**What you will do**
Filter out every line below that lacks "active", and copy the rest.

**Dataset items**
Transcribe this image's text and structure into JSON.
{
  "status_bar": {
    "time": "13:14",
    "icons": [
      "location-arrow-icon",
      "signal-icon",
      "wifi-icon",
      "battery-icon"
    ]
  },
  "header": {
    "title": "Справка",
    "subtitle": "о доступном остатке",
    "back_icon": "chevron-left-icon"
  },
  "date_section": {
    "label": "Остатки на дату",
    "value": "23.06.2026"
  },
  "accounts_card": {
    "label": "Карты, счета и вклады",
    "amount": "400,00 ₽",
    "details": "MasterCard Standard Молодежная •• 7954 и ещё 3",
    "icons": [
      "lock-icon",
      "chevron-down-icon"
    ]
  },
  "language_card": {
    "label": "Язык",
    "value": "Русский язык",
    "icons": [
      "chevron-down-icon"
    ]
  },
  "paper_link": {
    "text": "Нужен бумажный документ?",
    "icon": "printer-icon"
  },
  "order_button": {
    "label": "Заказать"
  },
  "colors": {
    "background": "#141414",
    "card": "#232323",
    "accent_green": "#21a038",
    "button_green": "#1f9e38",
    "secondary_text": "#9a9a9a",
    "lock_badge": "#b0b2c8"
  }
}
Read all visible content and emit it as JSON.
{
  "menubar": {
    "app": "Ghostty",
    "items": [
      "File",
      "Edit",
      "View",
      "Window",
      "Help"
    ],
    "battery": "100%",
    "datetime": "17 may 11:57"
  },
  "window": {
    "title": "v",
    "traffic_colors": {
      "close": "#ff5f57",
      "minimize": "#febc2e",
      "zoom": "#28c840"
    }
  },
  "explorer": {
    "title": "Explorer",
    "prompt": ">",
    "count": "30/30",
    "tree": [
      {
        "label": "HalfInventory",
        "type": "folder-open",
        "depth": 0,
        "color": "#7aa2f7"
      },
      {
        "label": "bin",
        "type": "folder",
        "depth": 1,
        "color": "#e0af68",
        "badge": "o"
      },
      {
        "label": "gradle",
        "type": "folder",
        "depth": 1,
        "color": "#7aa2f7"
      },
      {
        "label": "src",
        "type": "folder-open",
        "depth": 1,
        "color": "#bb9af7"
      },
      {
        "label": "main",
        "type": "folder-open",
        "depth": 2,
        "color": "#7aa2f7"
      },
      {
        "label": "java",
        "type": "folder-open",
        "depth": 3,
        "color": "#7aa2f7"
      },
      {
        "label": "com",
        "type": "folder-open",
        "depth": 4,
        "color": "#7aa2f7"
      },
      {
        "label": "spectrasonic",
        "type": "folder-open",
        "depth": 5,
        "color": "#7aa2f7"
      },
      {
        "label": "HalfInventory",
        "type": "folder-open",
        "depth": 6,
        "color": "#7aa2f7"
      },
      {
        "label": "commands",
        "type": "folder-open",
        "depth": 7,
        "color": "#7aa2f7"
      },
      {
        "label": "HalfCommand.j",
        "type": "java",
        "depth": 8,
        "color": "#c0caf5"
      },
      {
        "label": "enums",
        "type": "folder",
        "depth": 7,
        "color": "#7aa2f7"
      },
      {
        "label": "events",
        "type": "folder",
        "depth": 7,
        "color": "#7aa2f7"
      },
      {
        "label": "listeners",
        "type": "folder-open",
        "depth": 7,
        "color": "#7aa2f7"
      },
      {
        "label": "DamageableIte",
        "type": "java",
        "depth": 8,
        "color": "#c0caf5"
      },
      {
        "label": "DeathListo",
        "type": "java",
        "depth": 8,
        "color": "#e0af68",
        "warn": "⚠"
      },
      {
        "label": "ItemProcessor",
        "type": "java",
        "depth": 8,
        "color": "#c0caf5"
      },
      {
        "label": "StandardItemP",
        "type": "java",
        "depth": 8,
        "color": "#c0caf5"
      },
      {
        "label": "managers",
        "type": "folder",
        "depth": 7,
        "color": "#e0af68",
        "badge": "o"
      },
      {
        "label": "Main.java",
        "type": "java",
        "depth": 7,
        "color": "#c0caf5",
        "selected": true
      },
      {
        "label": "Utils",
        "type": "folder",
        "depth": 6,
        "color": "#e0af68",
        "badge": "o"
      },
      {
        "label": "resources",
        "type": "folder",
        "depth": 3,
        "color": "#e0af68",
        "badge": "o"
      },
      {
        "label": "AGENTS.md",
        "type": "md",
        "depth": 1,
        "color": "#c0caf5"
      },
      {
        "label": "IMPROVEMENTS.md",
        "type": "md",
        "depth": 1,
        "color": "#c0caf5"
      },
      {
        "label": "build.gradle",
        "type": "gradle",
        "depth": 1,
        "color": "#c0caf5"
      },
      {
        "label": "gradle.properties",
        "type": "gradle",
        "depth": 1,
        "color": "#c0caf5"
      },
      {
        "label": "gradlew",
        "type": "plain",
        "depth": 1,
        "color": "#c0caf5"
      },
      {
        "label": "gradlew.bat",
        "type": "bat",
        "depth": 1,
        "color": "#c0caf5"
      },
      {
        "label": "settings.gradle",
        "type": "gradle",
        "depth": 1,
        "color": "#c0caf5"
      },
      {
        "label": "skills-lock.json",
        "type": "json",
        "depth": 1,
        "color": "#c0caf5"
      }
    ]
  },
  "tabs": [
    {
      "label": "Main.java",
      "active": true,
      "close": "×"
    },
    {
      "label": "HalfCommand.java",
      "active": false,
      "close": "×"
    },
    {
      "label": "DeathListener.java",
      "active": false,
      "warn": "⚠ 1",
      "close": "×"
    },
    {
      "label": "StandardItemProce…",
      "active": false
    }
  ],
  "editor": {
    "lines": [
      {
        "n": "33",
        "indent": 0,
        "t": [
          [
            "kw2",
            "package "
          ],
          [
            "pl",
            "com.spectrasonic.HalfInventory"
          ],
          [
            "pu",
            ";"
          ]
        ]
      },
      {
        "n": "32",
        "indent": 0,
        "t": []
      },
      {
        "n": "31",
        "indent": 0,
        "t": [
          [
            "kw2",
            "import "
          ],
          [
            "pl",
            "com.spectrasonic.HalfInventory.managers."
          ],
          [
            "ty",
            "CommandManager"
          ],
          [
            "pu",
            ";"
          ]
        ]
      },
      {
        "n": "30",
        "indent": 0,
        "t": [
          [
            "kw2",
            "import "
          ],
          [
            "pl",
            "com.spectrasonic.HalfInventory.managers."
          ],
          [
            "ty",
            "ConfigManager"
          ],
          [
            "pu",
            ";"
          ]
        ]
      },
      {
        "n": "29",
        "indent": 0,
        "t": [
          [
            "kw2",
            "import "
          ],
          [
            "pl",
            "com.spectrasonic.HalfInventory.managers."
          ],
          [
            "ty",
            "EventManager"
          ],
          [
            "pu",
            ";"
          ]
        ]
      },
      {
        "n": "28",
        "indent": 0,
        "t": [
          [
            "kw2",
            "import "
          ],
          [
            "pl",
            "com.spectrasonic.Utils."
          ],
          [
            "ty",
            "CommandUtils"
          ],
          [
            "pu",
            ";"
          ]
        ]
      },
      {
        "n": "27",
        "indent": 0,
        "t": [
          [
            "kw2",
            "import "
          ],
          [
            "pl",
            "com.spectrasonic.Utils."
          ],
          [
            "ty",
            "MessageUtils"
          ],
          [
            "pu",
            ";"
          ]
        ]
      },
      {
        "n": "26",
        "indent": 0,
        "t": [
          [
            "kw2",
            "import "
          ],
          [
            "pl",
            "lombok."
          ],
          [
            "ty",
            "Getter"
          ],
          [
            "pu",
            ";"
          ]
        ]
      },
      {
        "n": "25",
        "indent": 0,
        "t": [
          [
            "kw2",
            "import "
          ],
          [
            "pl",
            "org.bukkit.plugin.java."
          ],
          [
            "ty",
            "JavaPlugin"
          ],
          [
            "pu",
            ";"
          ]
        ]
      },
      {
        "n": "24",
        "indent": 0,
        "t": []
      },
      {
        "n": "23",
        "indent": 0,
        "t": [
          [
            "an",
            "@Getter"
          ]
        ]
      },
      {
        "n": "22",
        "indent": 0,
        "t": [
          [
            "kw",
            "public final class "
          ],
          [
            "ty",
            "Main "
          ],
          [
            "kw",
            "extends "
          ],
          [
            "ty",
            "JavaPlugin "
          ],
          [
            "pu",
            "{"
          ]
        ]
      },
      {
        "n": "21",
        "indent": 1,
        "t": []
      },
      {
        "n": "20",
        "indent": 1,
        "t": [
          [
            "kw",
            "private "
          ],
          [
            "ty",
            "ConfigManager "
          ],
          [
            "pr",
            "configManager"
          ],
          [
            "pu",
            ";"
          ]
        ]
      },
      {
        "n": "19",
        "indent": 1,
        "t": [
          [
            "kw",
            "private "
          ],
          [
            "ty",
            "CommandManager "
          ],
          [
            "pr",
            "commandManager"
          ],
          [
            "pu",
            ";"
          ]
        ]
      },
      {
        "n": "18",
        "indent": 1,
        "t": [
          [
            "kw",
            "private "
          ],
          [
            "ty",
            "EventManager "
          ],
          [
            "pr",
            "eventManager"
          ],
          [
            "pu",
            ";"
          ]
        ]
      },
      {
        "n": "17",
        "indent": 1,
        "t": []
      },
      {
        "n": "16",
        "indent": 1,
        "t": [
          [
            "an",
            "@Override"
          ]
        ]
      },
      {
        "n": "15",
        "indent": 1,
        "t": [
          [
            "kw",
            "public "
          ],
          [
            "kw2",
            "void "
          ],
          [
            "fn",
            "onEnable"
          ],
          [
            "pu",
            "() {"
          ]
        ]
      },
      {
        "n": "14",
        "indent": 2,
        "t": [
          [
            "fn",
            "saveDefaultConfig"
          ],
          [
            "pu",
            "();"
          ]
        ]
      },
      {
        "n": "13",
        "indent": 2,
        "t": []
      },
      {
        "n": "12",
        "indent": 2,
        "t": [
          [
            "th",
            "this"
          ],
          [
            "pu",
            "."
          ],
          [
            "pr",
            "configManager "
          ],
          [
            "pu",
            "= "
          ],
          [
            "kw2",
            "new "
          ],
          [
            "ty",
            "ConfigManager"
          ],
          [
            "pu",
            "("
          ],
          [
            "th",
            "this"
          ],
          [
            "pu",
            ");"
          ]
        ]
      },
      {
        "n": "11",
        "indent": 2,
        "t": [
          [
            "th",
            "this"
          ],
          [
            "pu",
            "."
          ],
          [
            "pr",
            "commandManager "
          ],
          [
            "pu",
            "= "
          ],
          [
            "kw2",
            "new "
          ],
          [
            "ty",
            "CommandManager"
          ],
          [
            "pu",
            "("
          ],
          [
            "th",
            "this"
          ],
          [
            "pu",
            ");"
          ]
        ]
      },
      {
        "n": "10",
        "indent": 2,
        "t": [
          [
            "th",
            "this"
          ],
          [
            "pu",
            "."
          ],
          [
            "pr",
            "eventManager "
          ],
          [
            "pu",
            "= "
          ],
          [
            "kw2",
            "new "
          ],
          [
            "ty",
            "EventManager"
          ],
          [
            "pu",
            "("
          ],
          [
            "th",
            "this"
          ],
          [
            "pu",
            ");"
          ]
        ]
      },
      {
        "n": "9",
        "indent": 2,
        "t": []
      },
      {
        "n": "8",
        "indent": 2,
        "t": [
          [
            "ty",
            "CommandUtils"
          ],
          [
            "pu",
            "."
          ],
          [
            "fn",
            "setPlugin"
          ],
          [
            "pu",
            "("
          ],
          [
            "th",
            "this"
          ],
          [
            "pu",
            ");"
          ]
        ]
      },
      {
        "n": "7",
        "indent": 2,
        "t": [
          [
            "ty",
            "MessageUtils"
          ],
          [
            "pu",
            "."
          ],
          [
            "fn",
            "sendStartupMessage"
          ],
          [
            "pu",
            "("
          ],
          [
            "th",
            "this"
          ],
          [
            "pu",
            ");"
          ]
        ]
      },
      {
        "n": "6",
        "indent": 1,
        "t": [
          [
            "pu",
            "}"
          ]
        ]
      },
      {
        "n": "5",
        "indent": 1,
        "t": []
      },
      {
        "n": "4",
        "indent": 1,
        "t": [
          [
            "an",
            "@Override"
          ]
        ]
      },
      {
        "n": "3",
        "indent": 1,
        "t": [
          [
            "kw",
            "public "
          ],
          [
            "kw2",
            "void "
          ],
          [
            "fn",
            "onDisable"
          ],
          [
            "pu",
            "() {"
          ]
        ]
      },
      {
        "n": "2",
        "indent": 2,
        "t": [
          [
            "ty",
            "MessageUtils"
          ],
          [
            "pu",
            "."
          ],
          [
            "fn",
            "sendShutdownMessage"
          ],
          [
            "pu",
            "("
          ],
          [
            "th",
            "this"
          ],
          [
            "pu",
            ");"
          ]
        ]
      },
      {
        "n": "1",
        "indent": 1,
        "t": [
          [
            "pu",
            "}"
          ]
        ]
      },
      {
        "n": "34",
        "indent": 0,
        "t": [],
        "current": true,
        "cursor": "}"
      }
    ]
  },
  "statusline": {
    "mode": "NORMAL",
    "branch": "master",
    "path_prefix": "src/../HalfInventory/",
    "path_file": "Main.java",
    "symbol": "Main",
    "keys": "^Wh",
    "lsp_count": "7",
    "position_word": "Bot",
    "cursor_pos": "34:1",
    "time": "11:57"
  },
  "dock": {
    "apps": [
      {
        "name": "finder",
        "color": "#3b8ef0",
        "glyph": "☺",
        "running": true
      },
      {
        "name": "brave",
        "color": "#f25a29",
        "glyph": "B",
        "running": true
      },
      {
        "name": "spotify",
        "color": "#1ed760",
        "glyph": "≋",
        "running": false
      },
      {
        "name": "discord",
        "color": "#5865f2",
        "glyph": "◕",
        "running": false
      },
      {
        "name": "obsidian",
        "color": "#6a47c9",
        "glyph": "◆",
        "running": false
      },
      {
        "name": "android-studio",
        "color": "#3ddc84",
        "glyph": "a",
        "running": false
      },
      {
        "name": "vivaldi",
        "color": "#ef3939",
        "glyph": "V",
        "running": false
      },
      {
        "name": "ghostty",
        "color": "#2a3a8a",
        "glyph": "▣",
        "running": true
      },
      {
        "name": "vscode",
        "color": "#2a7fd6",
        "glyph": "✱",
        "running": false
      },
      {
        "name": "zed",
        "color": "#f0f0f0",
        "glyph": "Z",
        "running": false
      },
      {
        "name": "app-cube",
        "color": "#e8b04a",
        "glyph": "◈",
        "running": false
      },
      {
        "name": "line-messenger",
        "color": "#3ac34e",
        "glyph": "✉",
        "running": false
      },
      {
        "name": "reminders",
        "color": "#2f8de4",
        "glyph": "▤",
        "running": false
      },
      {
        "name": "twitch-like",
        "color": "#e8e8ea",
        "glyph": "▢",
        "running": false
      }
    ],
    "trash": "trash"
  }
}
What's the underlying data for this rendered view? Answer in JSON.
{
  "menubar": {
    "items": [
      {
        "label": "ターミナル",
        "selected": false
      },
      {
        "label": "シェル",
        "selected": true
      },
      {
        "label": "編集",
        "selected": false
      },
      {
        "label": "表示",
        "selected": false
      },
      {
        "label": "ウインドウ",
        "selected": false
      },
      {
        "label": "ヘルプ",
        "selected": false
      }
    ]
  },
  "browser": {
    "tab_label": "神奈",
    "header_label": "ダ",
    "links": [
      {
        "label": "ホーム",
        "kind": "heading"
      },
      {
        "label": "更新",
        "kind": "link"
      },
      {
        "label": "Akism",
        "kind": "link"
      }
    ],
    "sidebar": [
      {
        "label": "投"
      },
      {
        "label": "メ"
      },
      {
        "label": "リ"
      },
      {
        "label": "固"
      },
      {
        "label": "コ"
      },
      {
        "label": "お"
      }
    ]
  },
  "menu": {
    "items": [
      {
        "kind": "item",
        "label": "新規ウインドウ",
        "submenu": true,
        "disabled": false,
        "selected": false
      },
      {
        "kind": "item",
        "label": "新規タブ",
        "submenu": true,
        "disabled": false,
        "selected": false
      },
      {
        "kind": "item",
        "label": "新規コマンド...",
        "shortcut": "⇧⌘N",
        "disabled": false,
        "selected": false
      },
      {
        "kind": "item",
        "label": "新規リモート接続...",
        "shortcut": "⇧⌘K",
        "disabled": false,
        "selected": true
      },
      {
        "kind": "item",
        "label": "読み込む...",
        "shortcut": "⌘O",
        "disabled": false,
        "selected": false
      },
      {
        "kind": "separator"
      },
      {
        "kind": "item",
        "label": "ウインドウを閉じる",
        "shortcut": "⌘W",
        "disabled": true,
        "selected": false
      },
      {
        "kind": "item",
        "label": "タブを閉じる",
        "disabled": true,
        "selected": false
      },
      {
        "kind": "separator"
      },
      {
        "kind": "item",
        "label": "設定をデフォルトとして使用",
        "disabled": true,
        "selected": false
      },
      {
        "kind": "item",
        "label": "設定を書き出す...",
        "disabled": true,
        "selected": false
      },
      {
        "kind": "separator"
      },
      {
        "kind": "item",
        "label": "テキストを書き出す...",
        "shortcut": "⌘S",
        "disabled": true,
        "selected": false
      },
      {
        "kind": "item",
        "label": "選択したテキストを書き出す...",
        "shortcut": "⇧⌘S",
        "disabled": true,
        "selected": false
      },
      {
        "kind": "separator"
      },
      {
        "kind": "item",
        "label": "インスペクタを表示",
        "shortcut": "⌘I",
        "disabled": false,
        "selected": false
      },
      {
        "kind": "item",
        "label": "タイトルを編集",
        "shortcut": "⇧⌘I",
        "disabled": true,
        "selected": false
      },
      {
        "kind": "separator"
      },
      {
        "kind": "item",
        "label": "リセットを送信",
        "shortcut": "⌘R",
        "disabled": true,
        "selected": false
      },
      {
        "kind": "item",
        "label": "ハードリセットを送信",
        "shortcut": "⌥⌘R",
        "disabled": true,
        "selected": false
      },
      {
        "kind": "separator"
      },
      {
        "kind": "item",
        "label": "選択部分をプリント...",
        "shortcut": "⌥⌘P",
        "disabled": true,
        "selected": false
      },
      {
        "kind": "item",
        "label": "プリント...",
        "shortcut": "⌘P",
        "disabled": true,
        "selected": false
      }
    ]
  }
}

**Exercise answer**
      "active": true,
      "active": false,
      "active": false,
      "active": false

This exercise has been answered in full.